Leadership matters. But without behavior change that fuels adoption, results don’t stick. Try this approach in your annual planning cycle to see if it generates a greater rate of improvement–and leave a comment below with any questions or feedback.

The Myth of Unintended Consequences

A quote that rings in my ears from time to time, especially when I get caught out in the rain, is: “There is no such thing as bad weather — only a poor choice of clothes.” I’m not certain where I heard it first but I’m going to attribute it to my colleague Taylor’s mother.

In business, politics, or our personal lives we often hear much hand-wringing and excuse-making about unintended consequences. Today I offer you a more pragmatic view: “There are no such things as unintended consequences — only a poor choice of solutions.” After looking at a couple examples, I’ll suggest how you can help your team avoid unintended consequences by:

  • developing a more robust understanding of the problem and the system that governs whether the problem occurs
  • executing effective trial solutions, and then leading change effectively at full-scale

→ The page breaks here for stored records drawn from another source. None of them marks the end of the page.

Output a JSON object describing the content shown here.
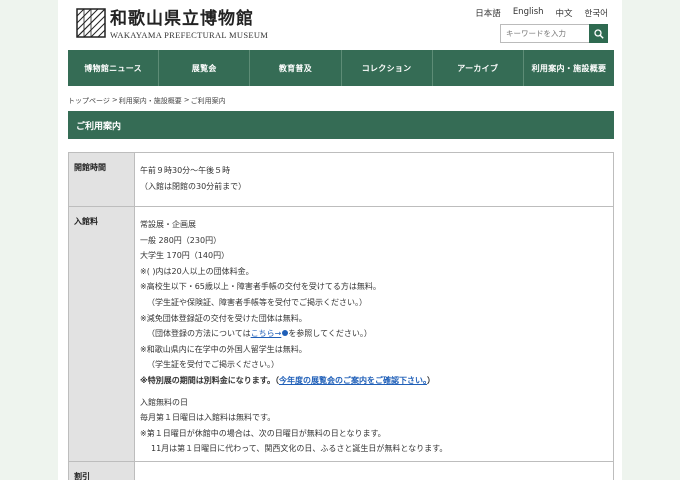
{
  "header": {
    "logo_title": "和歌山県立博物館",
    "logo_subtitle": "WAKAYAMA PREFECTURAL MUSEUM",
    "languages": [
      "日本語",
      "English",
      "中文",
      "한국어"
    ],
    "search_placeholder": "キーワードを入力"
  },
  "nav": {
    "items": [
      "博物館ニュース",
      "展覧会",
      "教育普及",
      "コレクション",
      "アーカイブ",
      "利用案内・施設概要"
    ]
  },
  "breadcrumb": {
    "items": [
      "トップページ",
      "利用案内・施設概要",
      "ご利用案内"
    ],
    "separator": ">"
  },
  "page_title": "ご利用案内",
  "hours": {
    "header": "開館時間",
    "line1": "午前９時30分〜午後５時",
    "line2": "（入館は閉館の30分前まで）"
  },
  "admission": {
    "header": "入館料",
    "category": "常設展・企画展",
    "general": "一般 280円（230円）",
    "student": "大学生 170円（140円）",
    "group_note": "※( )内は20人以上の団体料金。",
    "free_note1": "※高校生以下・65歳以上・障害者手帳の交付を受けてる方は無料。",
    "free_note1_sub": "（学生証や保険証、障害者手帳等を受付でご掲示ください。）",
    "reduce_note": "※減免団体登録証の交付を受けた団体は無料。",
    "reduce_sub_prefix": "（団体登録の方法については",
    "reduce_sub_link": "こちら→",
    "reduce_sub_suffix": "を参照してください。）",
    "foreign_note": "※和歌山県内に在学中の外国人留学生は無料。",
    "foreign_sub": "（学生証を受付でご掲示ください。）",
    "special_prefix": "※特別展の期間は別料金になります。（",
    "special_link": "今年度の展覧会のご案内をご確認下さい。",
    "special_suffix": "）",
    "free_day_title": "入館無料の日",
    "free_day_line": "毎月第１日曜日は入館料は無料です。",
    "free_day_note": "※第１日曜日が休館中の場合は、次の日曜日が無料の日となります。",
    "free_day_note2": "11月は第１日曜日に代わって、関西文化の日、ふるさと誕生日が無料となります。"
  },
  "discount": {
    "header": "割引"
  },
  "colors": {
    "brand_green": "#356c55",
    "link_blue": "#1f5fb8",
    "page_background": "#eef4ee"
  }
}
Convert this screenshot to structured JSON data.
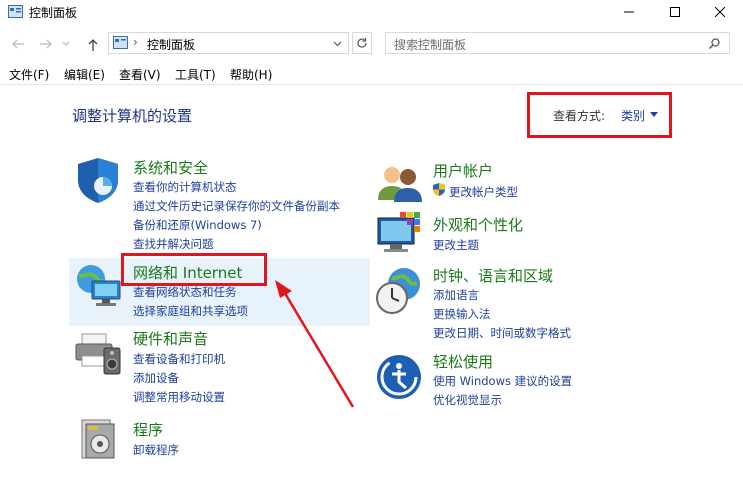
{
  "window": {
    "title": "控制面板",
    "controls": [
      "minimize",
      "maximize",
      "close"
    ]
  },
  "address_bar": {
    "separator": "›",
    "path": "控制面板",
    "search_placeholder": "搜索控制面板"
  },
  "menu": [
    "文件(F)",
    "编辑(E)",
    "查看(V)",
    "工具(T)",
    "帮助(H)"
  ],
  "main": {
    "heading": "调整计算机的设置",
    "view_by": {
      "label": "查看方式:",
      "value": "类别"
    }
  },
  "categories": [
    {
      "title": "系统和安全",
      "icon": "shield-icon",
      "links": [
        "查看你的计算机状态",
        "通过文件历史记录保存你的文件备份副本",
        "备份和还原(Windows 7)",
        "查找并解决问题"
      ]
    },
    {
      "title": "网络和 Internet",
      "icon": "network-globe-icon",
      "links": [
        "查看网络状态和任务",
        "选择家庭组和共享选项"
      ]
    },
    {
      "title": "硬件和声音",
      "icon": "printer-icon",
      "links": [
        "查看设备和打印机",
        "添加设备",
        "调整常用移动设置"
      ]
    },
    {
      "title": "程序",
      "icon": "programs-icon",
      "links": [
        "卸载程序"
      ]
    },
    {
      "title": "用户帐户",
      "icon": "users-icon",
      "links": [
        "更改帐户类型"
      ]
    },
    {
      "title": "外观和个性化",
      "icon": "monitor-palette-icon",
      "links": [
        "更改主题"
      ]
    },
    {
      "title": "时钟、语言和区域",
      "icon": "clock-globe-icon",
      "links": [
        "添加语言",
        "更换输入法",
        "更改日期、时间或数字格式"
      ]
    },
    {
      "title": "轻松使用",
      "icon": "ease-of-access-icon",
      "links": [
        "使用 Windows 建议的设置",
        "优化视觉显示"
      ]
    }
  ],
  "colors": {
    "category_title": "#1a7a1a",
    "link": "#1e3fa0",
    "heading": "#1e3287",
    "highlight_annotation": "#e4141c",
    "hover_background": "#e7f2fb"
  }
}
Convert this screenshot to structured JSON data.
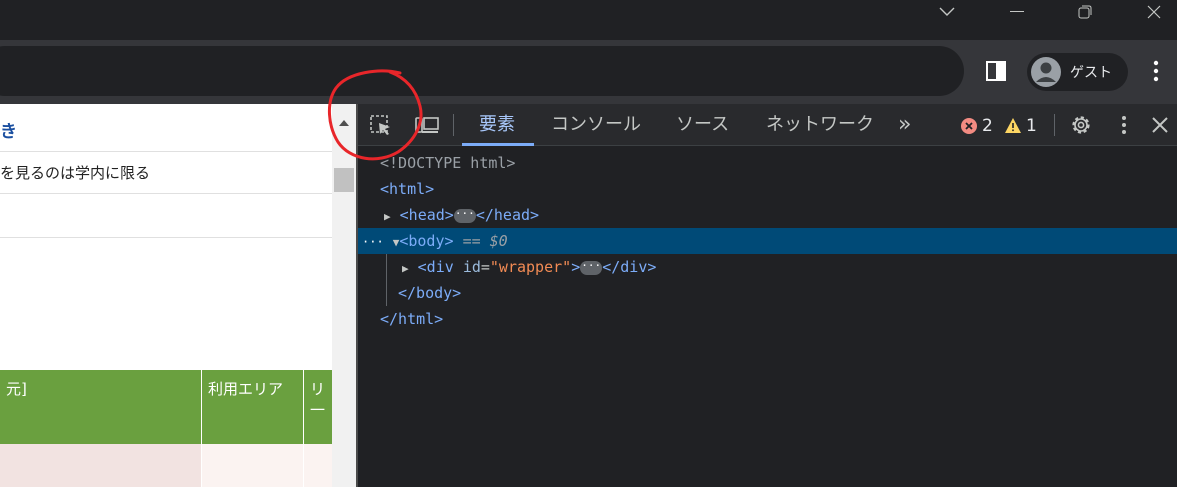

Recently, a few examples of unintended consequences in the news have reminded me of other historical examples. Copenhagen is trying to get more of its residents to commute using bicycles. At the same time, concerned advocacy groups also started promoting bicycle safety through helmet use. What happened? Ridership dropped. Let’s look quickly at a few more examples for reference:

As leaders, we all understand that the future is uncertain and “the ideal time to make a decision is never” (see diagram).

The ideal time to make a decision is … never. Increase your certainty in decision making by steepening your team’s learning curve with a structured approach.

Over time, we gain more and more information about the system and can be more certain. The slope of this curve depends on the method we use to understand the system — and sadly many teams rely on nothing more than brainstorming. For more about using a structured approach to understand a system quickly, read my previous post challenging the effectiveness of “5 Whys.”

When it comes trialing solutions and then managing change, there are countless “proven models” to follow. Two resources I can recommend are:

  1. John Kotter’s Leading Change — straightforward and timeless
  2. The Build Network has concise, informative articles targeting senior leaders in rapidly growing business. One example is about mapping a business model before you improve it.

Do you believe in unintended consequences? have you busted the myth? Leave a comment!